### TASK OBJECTIVE
The whole set of entries is to be restated word for word.

──────── MATERIAL PROVIDED

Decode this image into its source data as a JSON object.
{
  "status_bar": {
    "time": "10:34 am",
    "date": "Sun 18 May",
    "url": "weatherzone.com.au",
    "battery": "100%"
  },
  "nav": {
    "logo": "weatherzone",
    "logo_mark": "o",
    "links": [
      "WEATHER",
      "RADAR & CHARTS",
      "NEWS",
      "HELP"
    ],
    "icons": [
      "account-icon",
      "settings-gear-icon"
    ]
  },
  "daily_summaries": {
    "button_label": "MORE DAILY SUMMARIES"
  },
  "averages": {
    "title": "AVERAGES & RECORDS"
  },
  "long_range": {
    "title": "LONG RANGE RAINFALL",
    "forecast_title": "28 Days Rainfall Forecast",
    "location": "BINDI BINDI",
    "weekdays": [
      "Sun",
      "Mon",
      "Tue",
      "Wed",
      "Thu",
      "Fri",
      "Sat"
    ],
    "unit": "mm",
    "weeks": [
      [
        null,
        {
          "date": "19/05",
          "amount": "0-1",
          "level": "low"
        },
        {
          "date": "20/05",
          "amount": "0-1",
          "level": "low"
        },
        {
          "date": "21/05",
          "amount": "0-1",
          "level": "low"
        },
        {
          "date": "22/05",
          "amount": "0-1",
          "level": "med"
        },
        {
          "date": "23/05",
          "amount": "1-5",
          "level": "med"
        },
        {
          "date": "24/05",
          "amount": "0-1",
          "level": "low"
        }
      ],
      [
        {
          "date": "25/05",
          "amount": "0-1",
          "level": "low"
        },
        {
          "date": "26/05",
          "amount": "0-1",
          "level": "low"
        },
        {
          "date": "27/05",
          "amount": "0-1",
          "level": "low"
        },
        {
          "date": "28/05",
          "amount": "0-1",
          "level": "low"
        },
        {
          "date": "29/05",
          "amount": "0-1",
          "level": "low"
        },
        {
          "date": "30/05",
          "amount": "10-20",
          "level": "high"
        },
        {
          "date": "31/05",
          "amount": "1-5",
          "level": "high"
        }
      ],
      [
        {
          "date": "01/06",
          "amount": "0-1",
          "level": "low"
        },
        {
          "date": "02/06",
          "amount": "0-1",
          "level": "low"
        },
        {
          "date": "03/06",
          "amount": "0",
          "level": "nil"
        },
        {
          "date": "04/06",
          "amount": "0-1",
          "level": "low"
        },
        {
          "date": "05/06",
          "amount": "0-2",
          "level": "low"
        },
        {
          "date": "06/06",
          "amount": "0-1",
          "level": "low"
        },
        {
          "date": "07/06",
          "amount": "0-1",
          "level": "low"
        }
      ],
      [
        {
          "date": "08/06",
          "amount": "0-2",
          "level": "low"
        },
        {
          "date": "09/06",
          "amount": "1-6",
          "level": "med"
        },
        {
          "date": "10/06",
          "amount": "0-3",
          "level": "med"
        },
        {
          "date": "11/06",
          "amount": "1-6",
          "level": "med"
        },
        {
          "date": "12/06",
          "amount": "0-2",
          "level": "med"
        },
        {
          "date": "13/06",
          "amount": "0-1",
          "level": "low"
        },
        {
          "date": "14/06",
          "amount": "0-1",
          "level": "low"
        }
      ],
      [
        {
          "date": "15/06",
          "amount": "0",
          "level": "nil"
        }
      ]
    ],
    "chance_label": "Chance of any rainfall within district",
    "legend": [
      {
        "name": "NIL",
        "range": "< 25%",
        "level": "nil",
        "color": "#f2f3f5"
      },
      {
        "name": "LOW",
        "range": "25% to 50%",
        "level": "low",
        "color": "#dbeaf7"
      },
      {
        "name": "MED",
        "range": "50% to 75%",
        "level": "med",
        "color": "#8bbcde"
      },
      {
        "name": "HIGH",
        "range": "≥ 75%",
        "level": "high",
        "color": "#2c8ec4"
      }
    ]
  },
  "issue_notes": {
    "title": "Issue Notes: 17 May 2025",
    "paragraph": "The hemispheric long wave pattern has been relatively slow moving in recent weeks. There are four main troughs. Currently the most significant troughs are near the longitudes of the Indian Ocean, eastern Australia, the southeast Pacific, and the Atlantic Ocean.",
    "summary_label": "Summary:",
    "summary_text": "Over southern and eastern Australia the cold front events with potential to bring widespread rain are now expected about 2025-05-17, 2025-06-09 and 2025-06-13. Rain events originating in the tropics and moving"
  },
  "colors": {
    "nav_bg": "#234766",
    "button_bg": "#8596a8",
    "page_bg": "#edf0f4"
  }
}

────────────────

### SOLVED PROBLEM
Decode this image into its source data as a JSON object.
{
  "status_bar": {
    "time": "10:34 am",
    "date": "Sun 18 May",
    "url": "weatherzone.com.au",
    "battery": "100%"
  },
  "nav": {
    "logo": "weatherzone",
    "logo_mark": "o",
    "links": [
      "WEATHER",
      "RADAR & CHARTS",
      "NEWS",
      "HELP"
    ],
    "icons": [
      "account-icon",
      "settings-gear-icon"
    ]
  },
  "daily_summaries": {
    "button_label": "MORE DAILY SUMMARIES"
  },
  "averages": {
    "title": "AVERAGES & RECORDS"
  },
  "long_range": {
    "title": "LONG RANGE RAINFALL",
    "forecast_title": "28 Days Rainfall Forecast",
    "location": "BINDI BINDI",
    "weekdays": [
      "Sun",
      "Mon",
      "Tue",
      "Wed",
      "Thu",
      "Fri",
      "Sat"
    ],
    "unit": "mm",
    "weeks": [
      [
        null,
        {
          "date": "19/05",
          "amount": "0-1",
          "level": "low"
        },
        {
          "date": "20/05",
          "amount": "0-1",
          "level": "low"
        },
        {
          "date": "21/05",
          "amount": "0-1",
          "level": "low"
        },
        {
          "date": "22/05",
          "amount": "0-1",
          "level": "med"
        },
        {
          "date": "23/05",
          "amount": "1-5",
          "level": "med"
        },
        {
          "date": "24/05",
          "amount": "0-1",
          "level": "low"
        }
      ],
      [
        {
          "date": "25/05",
          "amount": "0-1",
          "level": "low"
        },
        {
          "date": "26/05",
          "amount": "0-1",
          "level": "low"
        },
        {
          "date": "27/05",
          "amount": "0-1",
          "level": "low"
        },
        {
          "date": "28/05",
          "amount": "0-1",
          "level": "low"
        },
        {
          "date": "29/05",
          "amount": "0-1",
          "level": "low"
        },
        {
          "date": "30/05",
          "amount": "10-20",
          "level": "high"
        },
        {
          "date": "31/05",
          "amount": "1-5",
          "level": "high"
        }
      ],
      [
        {
          "date": "01/06",
          "amount": "0-1",
          "level": "low"
        },
        {
          "date": "02/06",
          "amount": "0-1",
          "level": "low"
        },
        {
          "date": "03/06",
          "amount": "0",
          "level": "nil"
        },
        {
          "date": "04/06",
          "amount": "0-1",
          "level": "low"
        },
        {
          "date": "05/06",
          "amount": "0-2",
          "level": "low"
        },
        {
          "date": "06/06",
          "amount": "0-1",
          "level": "low"
        },
        {
          "date": "07/06",
          "amount": "0-1",
          "level": "low"
        }
      ],
      [
        {
          "date": "08/06",
          "amount": "0-2",
          "level": "low"
        },
        {
          "date": "09/06",
          "amount": "1-6",
          "level": "med"
        },
        {
          "date": "10/06",
          "amount": "0-3",
          "level": "med"
        },
        {
          "date": "11/06",
          "amount": "1-6",
          "level": "med"
        },
        {
          "date": "12/06",
          "amount": "0-2",
          "level": "med"
        },
        {
          "date": "13/06",
          "amount": "0-1",
          "level": "low"
        },
        {
          "date": "14/06",
          "amount": "0-1",
          "level": "low"
        }
      ],
      [
        {
          "date": "15/06",
          "amount": "0",
          "level": "nil"
        }
      ]
    ],
    "chance_label": "Chance of any rainfall within district",
    "legend": [
      {
        "name": "NIL",
        "range": "< 25%",
        "level": "nil",
        "color": "#f2f3f5"
      },
      {
        "name": "LOW",
        "range": "25% to 50%",
        "level": "low",
        "color": "#dbeaf7"
      },
      {
        "name": "MED",
        "range": "50% to 75%",
        "level": "med",
        "color": "#8bbcde"
      },
      {
        "name": "HIGH",
        "range": "≥ 75%",
        "level": "high",
        "color": "#2c8ec4"
      }
    ]
  },
  "issue_notes": {
    "title": "Issue Notes: 17 May 2025",
    "paragraph": "The hemispheric long wave pattern has been relatively slow moving in recent weeks. There are four main troughs. Currently the most significant troughs are near the longitudes of the Indian Ocean, eastern Australia, the southeast Pacific, and the Atlantic Ocean.",
    "summary_label": "Summary:",
    "summary_text": "Over southern and eastern Australia the cold front events with potential to bring widespread rain are now expected about 2025-05-17, 2025-06-09 and 2025-06-13. Rain events originating in the tropics and moving"
  },
  "colors": {
    "nav_bg": "#234766",
    "button_bg": "#8596a8",
    "page_bg": "#edf0f4"
  }
}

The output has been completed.